*Supplied data*:
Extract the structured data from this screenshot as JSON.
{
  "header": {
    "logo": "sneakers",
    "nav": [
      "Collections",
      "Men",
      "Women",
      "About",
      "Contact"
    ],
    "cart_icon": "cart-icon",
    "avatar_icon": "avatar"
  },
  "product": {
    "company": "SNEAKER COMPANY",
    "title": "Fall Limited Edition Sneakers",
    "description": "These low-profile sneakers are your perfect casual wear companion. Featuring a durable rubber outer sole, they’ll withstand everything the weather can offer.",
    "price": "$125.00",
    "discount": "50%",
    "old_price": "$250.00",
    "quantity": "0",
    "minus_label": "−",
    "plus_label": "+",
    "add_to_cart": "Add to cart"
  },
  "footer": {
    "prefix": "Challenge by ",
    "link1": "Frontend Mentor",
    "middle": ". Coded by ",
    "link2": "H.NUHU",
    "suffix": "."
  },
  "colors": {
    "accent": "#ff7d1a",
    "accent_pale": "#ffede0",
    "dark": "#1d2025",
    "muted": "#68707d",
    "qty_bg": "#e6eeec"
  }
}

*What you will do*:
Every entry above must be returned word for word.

*Exercise response*:
Extract the structured data from this screenshot as JSON.
{
  "header": {
    "logo": "sneakers",
    "nav": [
      "Collections",
      "Men",
      "Women",
      "About",
      "Contact"
    ],
    "cart_icon": "cart-icon",
    "avatar_icon": "avatar"
  },
  "product": {
    "company": "SNEAKER COMPANY",
    "title": "Fall Limited Edition Sneakers",
    "description": "These low-profile sneakers are your perfect casual wear companion. Featuring a durable rubber outer sole, they’ll withstand everything the weather can offer.",
    "price": "$125.00",
    "discount": "50%",
    "old_price": "$250.00",
    "quantity": "0",
    "minus_label": "−",
    "plus_label": "+",
    "add_to_cart": "Add to cart"
  },
  "footer": {
    "prefix": "Challenge by ",
    "link1": "Frontend Mentor",
    "middle": ". Coded by ",
    "link2": "H.NUHU",
    "suffix": "."
  },
  "colors": {
    "accent": "#ff7d1a",
    "accent_pale": "#ffede0",
    "dark": "#1d2025",
    "muted": "#68707d",
    "qty_bg": "#e6eeec"
  }
}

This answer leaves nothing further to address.